The Implications of Europe's New Greenwashing Laws on Businesses
In recent years, businesses worldwide have increasingly recognized the importance of sustainability, both as an ethical responsibility and a marketing strategy. Green products and services are in demand, and companies have been quick to advertise their green credentials. However, not all these claims are genuine, leading to the phenomenon known as "greenwashing."
Recognizing the rising concern of greenwashing, the European Union (EU) has rolled out regulations that could have significant implications for businesses operating within its jurisdiction.
Greenwashing refers to the practice where companies exaggerate or falsely claim their products or services are environmentally friendly. Such deceptive marketing practices undermine genuine sustainable efforts and can mislead consumers into making purchases that they believe are eco-friendly when they are not.
The EU's Stance on Greenwashing
The European Commission acknowledges the growing concern of greenwashing, understanding that it hinders real climate action and leads to a less sustainable economy. To combat this, the EU has proposed regulations that require companies to substantiate their green claims with evidence.
Key Elements of the New Regulations
1. Legal Consequences:
Businesses that fail to comply with the new greenwashing regulations could face legal repercussions. These could range from fines and penalties to more severe actions depending on the extent of the violation.
2. Transparency and Evidence:
The EU's drafted regulations emphasize the need for transparency. Companies can't merely claim their products are environmentally friendly; they are mandated to provide concrete evidence supporting these claims.
3. Consumer Protection and Information:
One of the primary goals behind these regulations is consumer protection. The new rules aim to shield consumers from misleading practices, ensuring they have accurate information to make informed purchasing decisions. This includes providing consumers with detailed information on product durability and reparability.
4. Directive on Green Claims:
The EU is taking definitive action against greenwashing with its proposed new law on green claims. This law is a significant step towards ensuring that consumers are protected from businesses' misleading and false sustainability claims.
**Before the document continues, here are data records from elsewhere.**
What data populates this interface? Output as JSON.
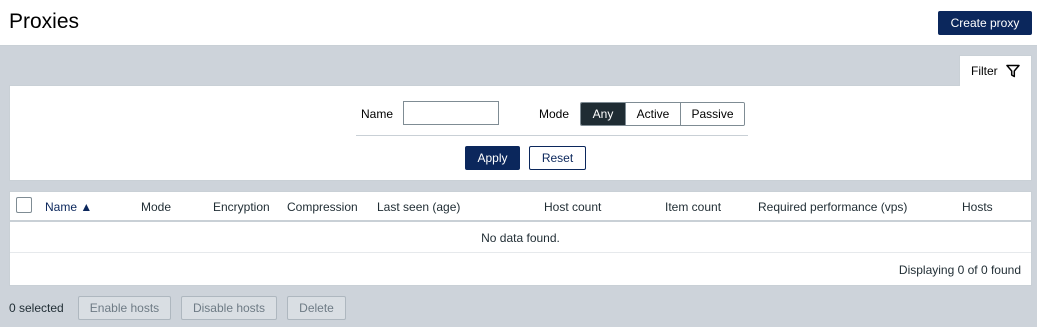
{
  "header": {
    "title": "Proxies",
    "create_button": "Create proxy"
  },
  "filter": {
    "tab_label": "Filter",
    "name_label": "Name",
    "name_value": "",
    "mode_label": "Mode",
    "mode_options": [
      "Any",
      "Active",
      "Passive"
    ],
    "mode_selected": "Any",
    "apply_label": "Apply",
    "reset_label": "Reset"
  },
  "table": {
    "columns": [
      "Name ▲",
      "Mode",
      "Encryption",
      "Compression",
      "Last seen (age)",
      "Host count",
      "Item count",
      "Required performance (vps)",
      "Hosts"
    ],
    "empty_message": "No data found.",
    "display_count": "Displaying 0 of 0 found"
  },
  "footer": {
    "selected_count": "0 selected",
    "enable_hosts": "Enable hosts",
    "disable_hosts": "Disable hosts",
    "delete": "Delete"
  },
  "colors": {
    "primary": "#0b275c",
    "background": "#cdd3da",
    "selected_segment": "#1f2c33"
  }
}
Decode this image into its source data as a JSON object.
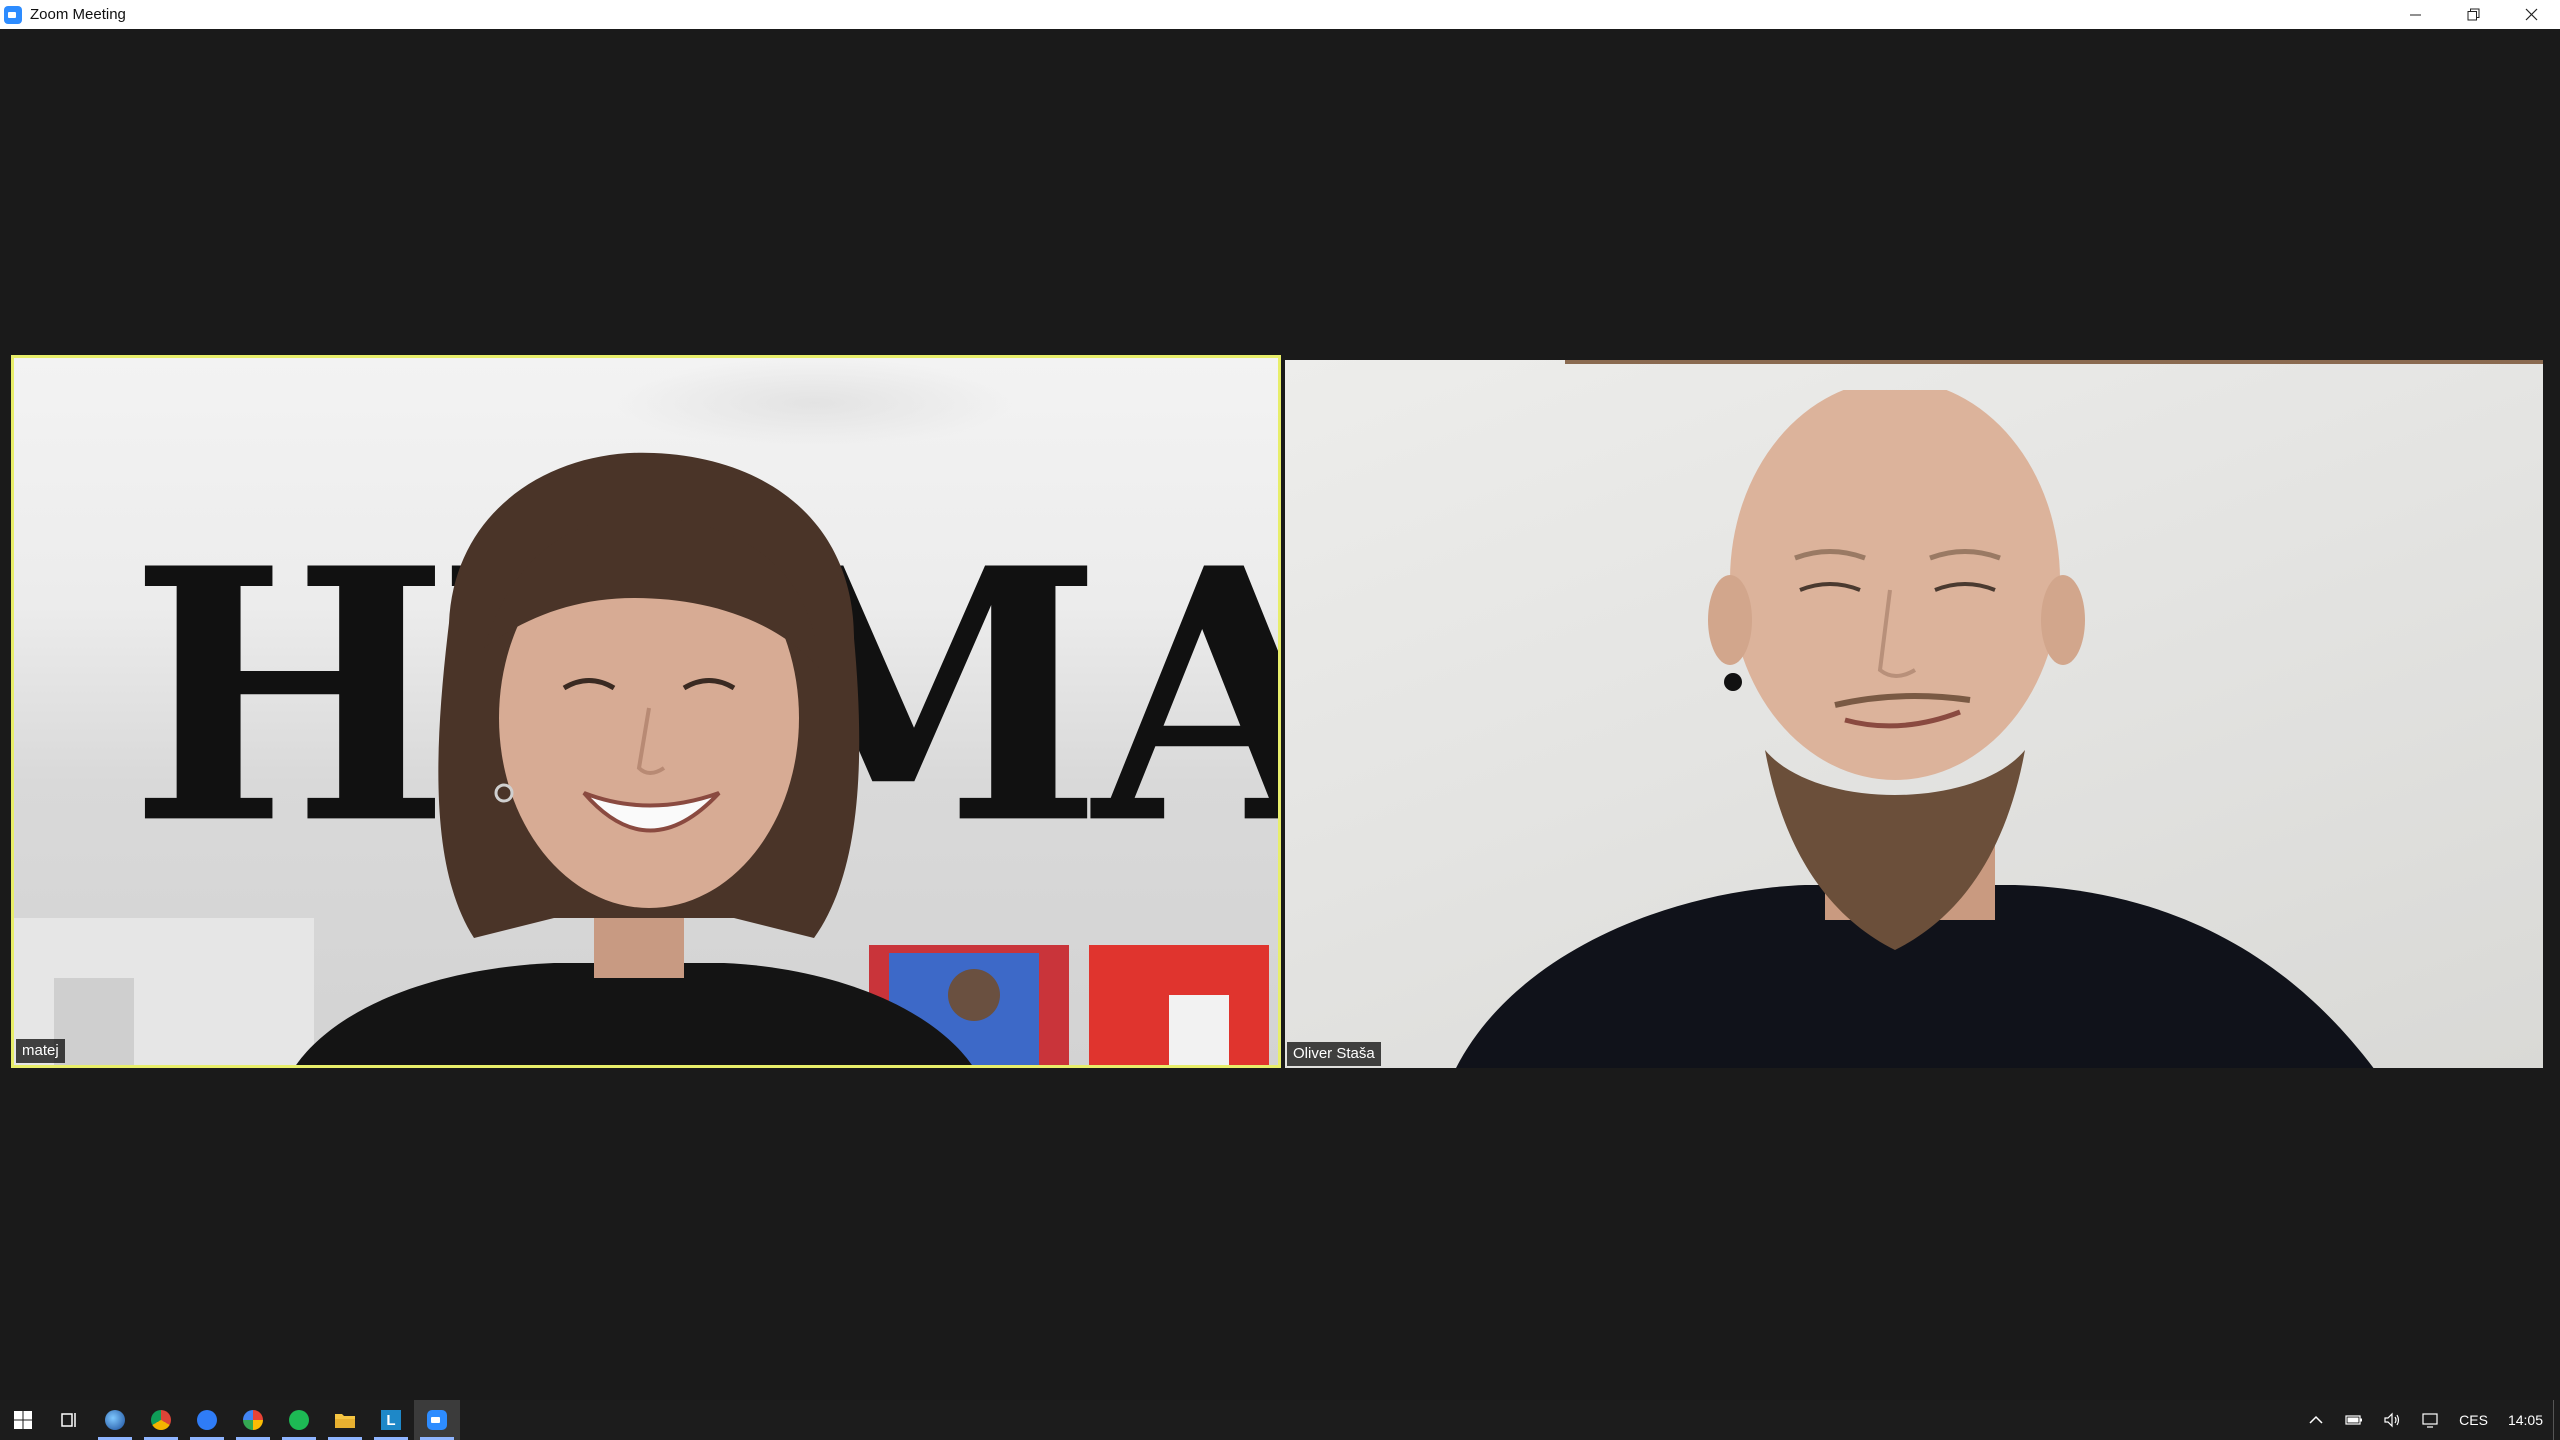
{
  "window": {
    "title": "Zoom Meeting",
    "minimize_label": "–",
    "restore_label": "❐",
    "close_label": "✕"
  },
  "tiles": [
    {
      "name": "matej",
      "overlay_text": "HUMAN",
      "active_speaker": true
    },
    {
      "name": "Oliver Staša",
      "active_speaker": false
    }
  ],
  "taskbar": {
    "apps": [
      {
        "icon": "windows-start-icon"
      },
      {
        "icon": "task-view-icon"
      },
      {
        "icon": "browser-icon"
      },
      {
        "icon": "chrome-icon"
      },
      {
        "icon": "messenger-icon"
      },
      {
        "icon": "app-circle-icon"
      },
      {
        "icon": "spotify-icon"
      },
      {
        "icon": "file-explorer-icon"
      },
      {
        "icon": "l-app-icon"
      },
      {
        "icon": "zoom-icon",
        "active": true
      }
    ],
    "tray": {
      "language": "CES",
      "time": "14:05"
    }
  },
  "colors": {
    "active_speaker_border": "#e8ee6a",
    "background": "#1a1a1a",
    "zoom_blue": "#2d8cff"
  }
}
The Directive seeks to establish a standard for companies when making environmental claims, ensuring that such claims are backed by substantial evidence and are not misleading to consumers. The proposal emphasizes the need for a consistent methodology for environmental claims, focusing on their accuracy and relevance.
Companies that make green claims about their products or services will need to have these claims independently verified and supported by scientific evidence.
Implications for Businesses
Businesses operating within the EU will need to be more diligent in their marketing strategies. Making false or exaggerated green claims can no longer be a viable strategy. Companies will need to:
1. Invest in Genuine Sustainable Practices:
Instead of relying on marketing gimmicks, businesses will need to invest in genuine sustainable practices. This could include adopting renewable energy sources, reducing waste, and ensuring that products are made from sustainable materials.
2. Enhance Transparency:
Companies will need to be more transparent about their products and services. This includes providing detailed information on how a product is made, its environmental impact, and its lifespan.
3. Engage with Third-party Verification:
To ensure that their green claims are genuine, businesses might need to engage with third-party organizations for verification. This can add an additional layer of credibility to their claims.
4. Educate consumers:
With the new regulations in place, businesses have an opportunity to educate consumers about what genuine sustainability means. This can help build trust and foster a more informed consumer base.
The EU's new regulations on greenwashing represent a significant step towards a more sustainable and transparent business environment. While they might pose challenges for businesses in the short term, they offer an opportunity for companies to adopt genuine sustainable practices and build trust with their consumers. Businesses that can adapt to these regulations and embrace genuine sustainability will likely find themselves at a competitive advantage in the long run.